Bara Mann, a sophomore chemical engineering major, volunteered to help the New Voters Project because she feels that Boulder is “not represented by our current governor.” She believes students need and want to vote.
“I would love to (tell students) vote for this or vote for that, but I won’t do that until registration is over,” Mann said.
Any student may volunteer for the project after a brief training session to inform them on how to register students, according to Grabarek.
Kate O’Flaherti, a sophomore environmental studies and studio art major, volunteered with the group because she thinks “citizens who are able to vote should take advantage of the opportunity.” She said students in Boulder could make an impact in Colorado if they voted.
Junior integrative physiology major Lindsey Monett is one of the many students the project has registered. Monett said she is impressed with the project and registered to vote because her friend is active in the group.
“They were very professional,” she said.
Some students, like Logan Newbill, a fifth-year senior history major, do not plan to register at all.
“I don’t know as much about the issues here,” Newbill said. “I’m from Virginia.”
Jessica Bedoll, a senior political science major, is from Boulder and has voted in every election since she was eighteen. She believes it is important for students to vote and to keep the government in check. However, she thinks students need to make an effort to understand the ballot issues first.
“If you’re not going to make the effort, you should not be involved (in voting),” Bedoll said.
After Oct. 3, the New Voters Project will launch an education drive during which they will educate students about all issues and candidates on the upcoming November election, Grabarek said.

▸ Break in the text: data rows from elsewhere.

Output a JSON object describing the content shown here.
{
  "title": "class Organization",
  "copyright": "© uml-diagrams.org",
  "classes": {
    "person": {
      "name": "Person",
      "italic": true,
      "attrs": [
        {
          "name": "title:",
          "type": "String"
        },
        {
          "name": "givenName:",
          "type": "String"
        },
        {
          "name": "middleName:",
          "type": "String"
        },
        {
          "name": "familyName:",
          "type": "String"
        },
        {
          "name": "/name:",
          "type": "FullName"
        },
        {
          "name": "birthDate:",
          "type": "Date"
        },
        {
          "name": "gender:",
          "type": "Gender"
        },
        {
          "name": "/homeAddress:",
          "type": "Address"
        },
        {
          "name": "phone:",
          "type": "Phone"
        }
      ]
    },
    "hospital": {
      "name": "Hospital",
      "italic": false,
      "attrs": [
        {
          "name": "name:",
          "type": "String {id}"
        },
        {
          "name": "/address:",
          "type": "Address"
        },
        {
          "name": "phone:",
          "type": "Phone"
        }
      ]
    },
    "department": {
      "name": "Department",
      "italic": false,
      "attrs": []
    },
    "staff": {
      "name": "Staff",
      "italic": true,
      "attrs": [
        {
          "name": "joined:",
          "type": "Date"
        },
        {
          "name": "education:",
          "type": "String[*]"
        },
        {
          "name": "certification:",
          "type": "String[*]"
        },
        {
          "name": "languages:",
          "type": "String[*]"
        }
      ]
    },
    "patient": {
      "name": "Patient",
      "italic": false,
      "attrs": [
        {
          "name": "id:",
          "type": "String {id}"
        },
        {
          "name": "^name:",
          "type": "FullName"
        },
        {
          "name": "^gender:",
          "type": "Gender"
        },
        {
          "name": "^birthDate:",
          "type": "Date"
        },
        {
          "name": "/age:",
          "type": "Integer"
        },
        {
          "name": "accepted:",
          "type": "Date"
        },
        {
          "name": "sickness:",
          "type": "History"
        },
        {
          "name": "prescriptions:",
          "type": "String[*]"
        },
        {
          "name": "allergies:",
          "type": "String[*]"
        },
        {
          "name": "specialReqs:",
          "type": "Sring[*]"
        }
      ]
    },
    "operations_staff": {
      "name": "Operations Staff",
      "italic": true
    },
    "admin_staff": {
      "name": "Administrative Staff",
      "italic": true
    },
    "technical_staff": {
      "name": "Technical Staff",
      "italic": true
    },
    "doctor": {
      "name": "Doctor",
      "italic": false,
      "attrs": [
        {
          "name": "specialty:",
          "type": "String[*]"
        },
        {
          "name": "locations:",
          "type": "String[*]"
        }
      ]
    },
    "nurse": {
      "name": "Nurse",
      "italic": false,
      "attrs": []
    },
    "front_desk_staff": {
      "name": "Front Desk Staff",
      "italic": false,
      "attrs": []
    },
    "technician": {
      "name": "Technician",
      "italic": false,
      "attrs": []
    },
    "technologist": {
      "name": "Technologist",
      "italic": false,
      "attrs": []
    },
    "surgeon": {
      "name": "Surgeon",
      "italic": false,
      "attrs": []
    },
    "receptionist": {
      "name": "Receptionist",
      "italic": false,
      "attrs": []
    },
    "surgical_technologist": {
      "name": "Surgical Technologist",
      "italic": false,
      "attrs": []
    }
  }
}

Students may register to vote in Colorado if they have lived here for at least thirty days and have a valid driver’s license or social security number.